The parties were back in court after the divorce. The Trial Court calculated that in February, 2016 father’s child support arrearage was $5,701. This was for the years 2009 through 2014. The Court, in 2018, calculated mandatory statutory interest on the arrearage. It started the interest accrual from February, 2016.
The law provides that: “A support obligation, or any portion of a support obligation, which becomes due and remains unpaid as of the end of each month, including the child support that was due for the month to the extent that it was not paid in that month, shall accrue simple interest as set forth in Section 12-109 of the Code of Civil Procedure.” 750 ILCS 5/505(b) (West 2018).
Section 12-109(b) of the Code of Civil Procedure (Code) states: “Every judgment arising by operation of law from a child support order shall bear interest as provided in this subsection. The interest on judgments arising by operation of law from child support orders shall be calculated by applying one twelfth of the current statutory interest rate as provided in Section 2-1303 to the unpaid child support balance as of the end of each calendar month.” 735 ILCS 5/12-109(b) (West 2018).

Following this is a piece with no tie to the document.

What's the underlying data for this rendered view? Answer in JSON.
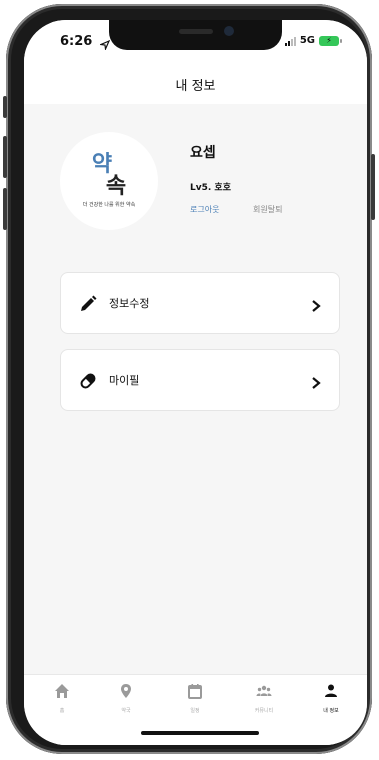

Section 2-1303 of the Code states that “[j]udgments recovered in any court shall draw interest at the rate of 9% per annum from the date of the judgment until satisfied.” 735 ILCS 5/2-1303 (West 2018). Wife appealed.
The Appellate Court stated that the Trial Court made an error. The Trial Court erred in failing to assess mandatory interest on father’s arrearage beginning 30 days from the first missed payment.
Tthe Trial Court’s determination of the amount of father’s total arrearage was not an abuse of discretion.
In re Marriage of Westlund, 2020 IL App (1st) 190837 (March 31, 2020) Cook Co., 4th Div.